When it comes to applying liberté, égalité, fraternité to the economy, modern liberals have always been pretty much fixated on the second member of this trinity. It’s a core concern of the bible of modern American liberalism: John Rawls’s A Theory of Justice (1971). Here a hyper-secularized love of neighbor is subsumed into a concern for equality in the sense of general sameness. Likewise, economic liberty is highly restricted whenever there’s a likely chance that its exercise might produce significant wealth disparities.

So while it’s tempting to ascribe the Obama administration’s more or less naked appeal to class envy in the current electoral cycle as resulting from immediate calculations about how to defeat Mitt Romney, one shouldn’t forget just how central the endless pursuit of ever-greater economic equality is to the modern Left’s very identity. In fact, without it, the modern Left would have little to its agenda other than the promotion of lifestyle libertarianism and other socially destructive ends.

Read more . . .

American Enterprise Institute president and 2012 Acton University plenary speaker Arthur Brooks has a recent column in The Washington Post that lists five myths about free enterprise. Brooks’ five myths address some of free enterprise’s most common critiques and do so by giving free enterprise a moral aspect. The five points are especially relevant this election season, he says, because the two candidates represent such different fiscal perspectives.  Here’s a look a myth #2:

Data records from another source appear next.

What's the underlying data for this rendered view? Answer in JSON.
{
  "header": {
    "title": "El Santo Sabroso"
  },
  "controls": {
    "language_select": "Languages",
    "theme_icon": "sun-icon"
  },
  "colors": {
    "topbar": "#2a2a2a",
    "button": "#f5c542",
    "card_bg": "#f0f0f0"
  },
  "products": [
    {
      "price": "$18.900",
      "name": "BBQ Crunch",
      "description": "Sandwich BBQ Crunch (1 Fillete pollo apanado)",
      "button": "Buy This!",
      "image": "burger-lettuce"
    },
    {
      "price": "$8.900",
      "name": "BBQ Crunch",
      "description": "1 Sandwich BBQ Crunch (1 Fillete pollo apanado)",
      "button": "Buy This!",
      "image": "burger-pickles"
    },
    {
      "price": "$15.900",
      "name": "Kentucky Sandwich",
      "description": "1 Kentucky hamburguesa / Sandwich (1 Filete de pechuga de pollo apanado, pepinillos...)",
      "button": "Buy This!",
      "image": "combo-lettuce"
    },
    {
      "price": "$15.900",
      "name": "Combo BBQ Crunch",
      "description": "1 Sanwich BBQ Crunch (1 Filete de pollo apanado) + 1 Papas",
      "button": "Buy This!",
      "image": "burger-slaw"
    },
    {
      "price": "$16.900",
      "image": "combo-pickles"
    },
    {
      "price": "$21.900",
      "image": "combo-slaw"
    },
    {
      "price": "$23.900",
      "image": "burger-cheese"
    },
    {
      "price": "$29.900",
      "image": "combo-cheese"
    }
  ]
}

2. Free markets are driven by greed.

I once asked Charles Schwab how he built the $16 billion investment company bearing his name. He never said a word about money. He spoke instead about accomplishing personal goals, creating good jobs for employees and the sacrifices along the way — including when he took a second mortgage on his home so he could make payroll.

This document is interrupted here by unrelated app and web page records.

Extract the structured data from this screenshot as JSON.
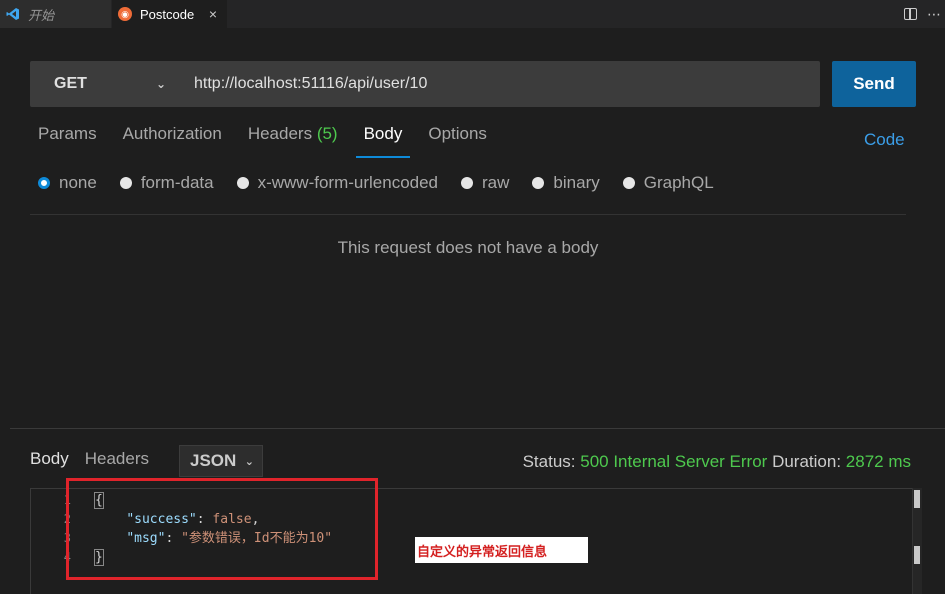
{
  "tabs": [
    {
      "label": "开始",
      "active": false
    },
    {
      "label": "Postcode",
      "active": true
    }
  ],
  "tab_close_glyph": "×",
  "request": {
    "method": "GET",
    "url": "http://localhost:51116/api/user/10",
    "send_label": "Send"
  },
  "request_tabs": {
    "params": "Params",
    "authorization": "Authorization",
    "headers": "Headers",
    "headers_count": "(5)",
    "body": "Body",
    "options": "Options"
  },
  "code_label": "Code",
  "body_types": [
    "none",
    "form-data",
    "x-www-form-urlencoded",
    "raw",
    "binary",
    "GraphQL"
  ],
  "selected_body_type": "none",
  "no_body_message": "This request does not have a body",
  "response": {
    "tab_body": "Body",
    "tab_headers": "Headers",
    "format": "JSON",
    "status_label": "Status:",
    "status_value": "500 Internal Server Error",
    "duration_label": "Duration:",
    "duration_value": "2872 ms",
    "line_numbers": [
      "1",
      "2",
      "3",
      "4"
    ],
    "code": {
      "open": "{",
      "key1": "\"success\"",
      "val1": "false",
      "key2": "\"msg\"",
      "val2": "\"参数错误，Id不能为10\"",
      "close": "}"
    }
  },
  "annotation": "自定义的异常返回信息",
  "colors": {
    "accent_blue": "#0e639c",
    "status_green": "#4ec94e",
    "annotation_red": "#e0242b"
  }
}
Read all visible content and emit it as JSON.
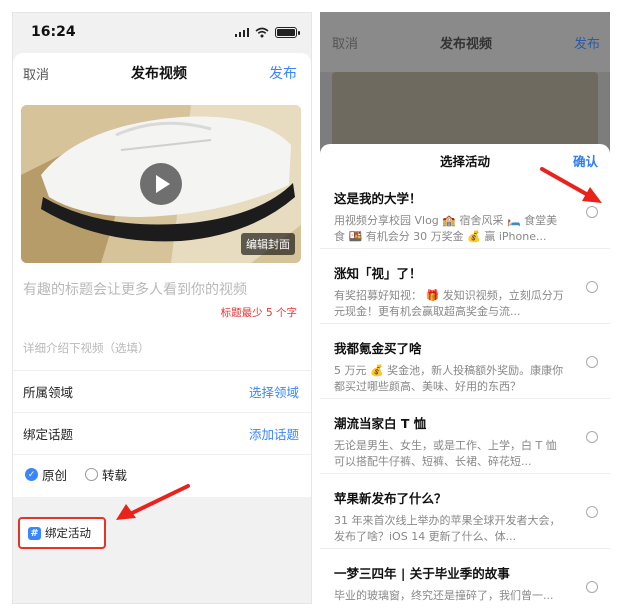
{
  "left": {
    "status": {
      "time": "16:24"
    },
    "header": {
      "cancel": "取消",
      "title": "发布视频",
      "publish": "发布"
    },
    "video": {
      "edit_cover": "编辑封面"
    },
    "title_placeholder": "有趣的标题会让更多人看到你的视频",
    "title_min": "标题最少 5 个字",
    "desc_placeholder": "详细介绍下视频（选填）",
    "rows": [
      {
        "label": "所属领域",
        "action": "选择领域"
      },
      {
        "label": "绑定话题",
        "action": "添加话题"
      }
    ],
    "origin": {
      "original": "原创",
      "repost": "转载"
    },
    "bind_activity": "绑定活动"
  },
  "right": {
    "header": {
      "cancel": "取消",
      "title": "发布视频",
      "publish": "发布"
    },
    "sheet": {
      "title": "选择活动",
      "confirm": "确认",
      "items": [
        {
          "title": "这是我的大学！",
          "desc": "用视频分享校园 Vlog 🏫 宿舍风采 🛏️ 食堂美食 🍱 有机会分 30 万奖金 💰 赢 iPhone..."
        },
        {
          "title": "涨知「视」了！",
          "desc": "有奖招募好知视： 🎁 发知识视频，立刻瓜分万元现金！更有机会赢取超高奖金与流..."
        },
        {
          "title": "我都氪金买了啥",
          "desc": "5 万元 💰 奖金池，新人投稿额外奖励。康康你都买过哪些颜高、美味、好用的东西？"
        },
        {
          "title": "潮流当家白 T 恤",
          "desc": "无论是男生、女生，或是工作、上学，白 T 恤可以搭配牛仔裤、短裤、长裙、碎花短..."
        },
        {
          "title": "苹果新发布了什么？",
          "desc": "31 年来首次线上举办的苹果全球开发者大会，发布了啥？iOS 14 更新了什么、体..."
        },
        {
          "title": "一梦三四年 | 关于毕业季的故事",
          "desc": "毕业的玻璃窗，终究还是撞碎了，我们曾一..."
        }
      ]
    }
  }
}
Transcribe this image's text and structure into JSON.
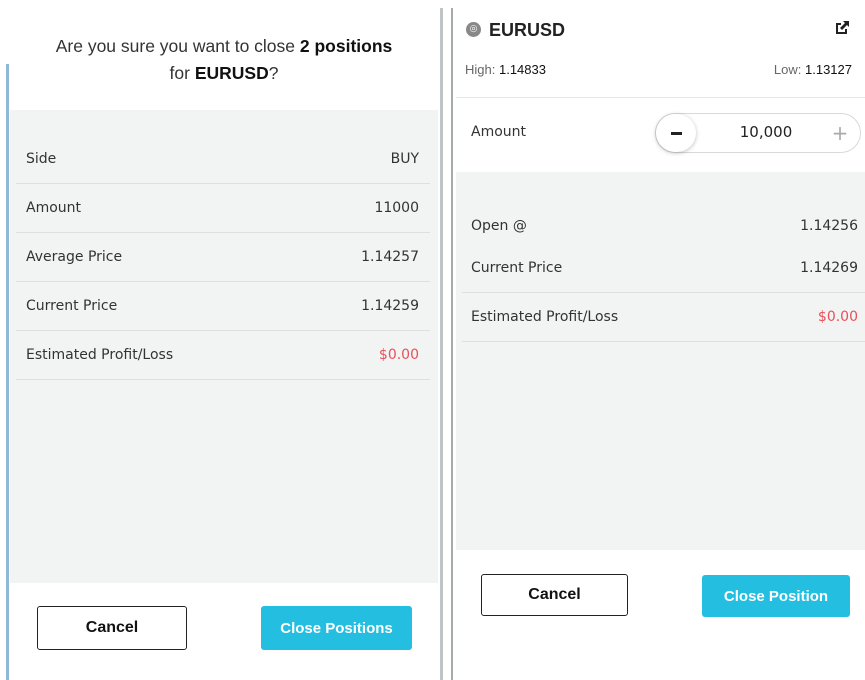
{
  "close_all_dialog": {
    "question_prefix": "Are you sure you want to close",
    "position_count": "2 positions",
    "question_for": "for",
    "symbol": "EURUSD",
    "question_suffix": "?",
    "rows": [
      {
        "label": "Side",
        "value": "BUY"
      },
      {
        "label": "Amount",
        "value": "11000"
      },
      {
        "label": "Average Price",
        "value": "1.14257"
      },
      {
        "label": "Current Price",
        "value": "1.14259"
      },
      {
        "label": "Estimated Profit/Loss",
        "value": "$0.00"
      }
    ],
    "cancel_label": "Cancel",
    "confirm_label": "Close Positions"
  },
  "close_position_panel": {
    "symbol": "EURUSD",
    "symbol_icon": "globe-icon",
    "high_label": "High:",
    "high_value": "1.14833",
    "low_label": "Low:",
    "low_value": "1.13127",
    "amount_label": "Amount",
    "amount_value": "10,000",
    "rows": [
      {
        "label": "Open @",
        "value": "1.14256"
      },
      {
        "label": "Current Price",
        "value": "1.14269"
      },
      {
        "label": "Estimated Profit/Loss",
        "value": "$0.00"
      }
    ],
    "cancel_label": "Cancel",
    "confirm_label": "Close Position"
  },
  "colors": {
    "accent": "#24bfe0",
    "loss_red": "#e8505b",
    "body_gray": "#f2f3f3"
  }
}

Entrepreneurs are rarely driven by greed. According to Careerbuilder.com, in 2011, small-business owners made 19 percent less money per year than government managers. And as Northwestern University business professor Steven Rogers has shown, the average entrepreneur fails about four times before succeeding.

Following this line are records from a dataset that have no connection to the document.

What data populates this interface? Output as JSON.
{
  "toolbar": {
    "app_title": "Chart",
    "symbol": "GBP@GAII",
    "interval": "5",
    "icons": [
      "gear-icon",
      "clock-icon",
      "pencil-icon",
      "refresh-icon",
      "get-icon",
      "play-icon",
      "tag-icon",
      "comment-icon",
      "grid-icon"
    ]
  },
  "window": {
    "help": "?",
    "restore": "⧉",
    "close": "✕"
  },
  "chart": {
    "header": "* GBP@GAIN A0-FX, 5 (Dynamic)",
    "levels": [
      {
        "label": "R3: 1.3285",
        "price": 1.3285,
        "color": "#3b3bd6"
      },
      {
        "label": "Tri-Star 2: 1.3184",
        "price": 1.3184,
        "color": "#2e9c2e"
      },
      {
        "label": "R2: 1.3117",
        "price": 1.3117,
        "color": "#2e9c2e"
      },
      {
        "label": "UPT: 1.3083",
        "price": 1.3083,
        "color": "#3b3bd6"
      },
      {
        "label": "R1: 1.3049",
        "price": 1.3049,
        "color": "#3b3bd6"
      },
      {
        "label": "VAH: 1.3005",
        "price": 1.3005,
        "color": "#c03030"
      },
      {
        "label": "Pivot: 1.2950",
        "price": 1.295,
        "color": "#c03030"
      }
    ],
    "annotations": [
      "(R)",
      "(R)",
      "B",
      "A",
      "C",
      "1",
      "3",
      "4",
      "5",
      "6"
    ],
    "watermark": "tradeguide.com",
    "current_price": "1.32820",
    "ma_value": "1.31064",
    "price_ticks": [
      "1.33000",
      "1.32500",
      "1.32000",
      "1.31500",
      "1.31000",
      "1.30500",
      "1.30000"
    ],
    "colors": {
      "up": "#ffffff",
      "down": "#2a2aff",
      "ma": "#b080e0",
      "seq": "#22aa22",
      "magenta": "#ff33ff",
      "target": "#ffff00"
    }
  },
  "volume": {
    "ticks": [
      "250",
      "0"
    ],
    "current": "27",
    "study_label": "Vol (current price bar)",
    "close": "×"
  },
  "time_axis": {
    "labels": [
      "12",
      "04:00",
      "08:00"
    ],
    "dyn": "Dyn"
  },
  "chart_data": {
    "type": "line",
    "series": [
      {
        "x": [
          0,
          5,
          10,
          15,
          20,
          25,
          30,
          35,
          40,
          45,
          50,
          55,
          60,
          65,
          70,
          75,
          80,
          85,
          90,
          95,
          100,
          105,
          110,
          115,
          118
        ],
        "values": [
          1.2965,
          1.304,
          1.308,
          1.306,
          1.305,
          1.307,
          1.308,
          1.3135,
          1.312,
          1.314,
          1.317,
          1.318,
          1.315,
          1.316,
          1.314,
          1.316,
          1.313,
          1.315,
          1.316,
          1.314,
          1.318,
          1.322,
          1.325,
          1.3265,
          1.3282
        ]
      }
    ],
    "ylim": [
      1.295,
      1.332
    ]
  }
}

Free markets and entrepreneurship are driven not by greed but by earned success. For some people, earned success means business success, while for others, it means helping the poor, raising good kids, building a nonprofit, or making beautiful art — whatever allows people to create value in their lives and in the lives of others.

Earned success gets at the heart of “the pursuit of happiness.” The General Social Survey from the University of Chicago reveals that people who say they feel “very successful” or “completely successful” in their work lives are twice as likely to say they are very happy about their overall lives than people who feel “somewhat successful.” And it doesn’t matter if they earn more or less; the differences persist.

Those acquainted of Acton Institute president and co-founder Rev. Robert Sirico will recognize arguments such as these from Sirico’s recent title, Defending the Free Market: The Moral Case for a Free Economy. Sirico, like Brooks, argues that free enterprise is the economic system that best complements morality.

To listen to Brooks’ 2012 Acton University Lecture, click here.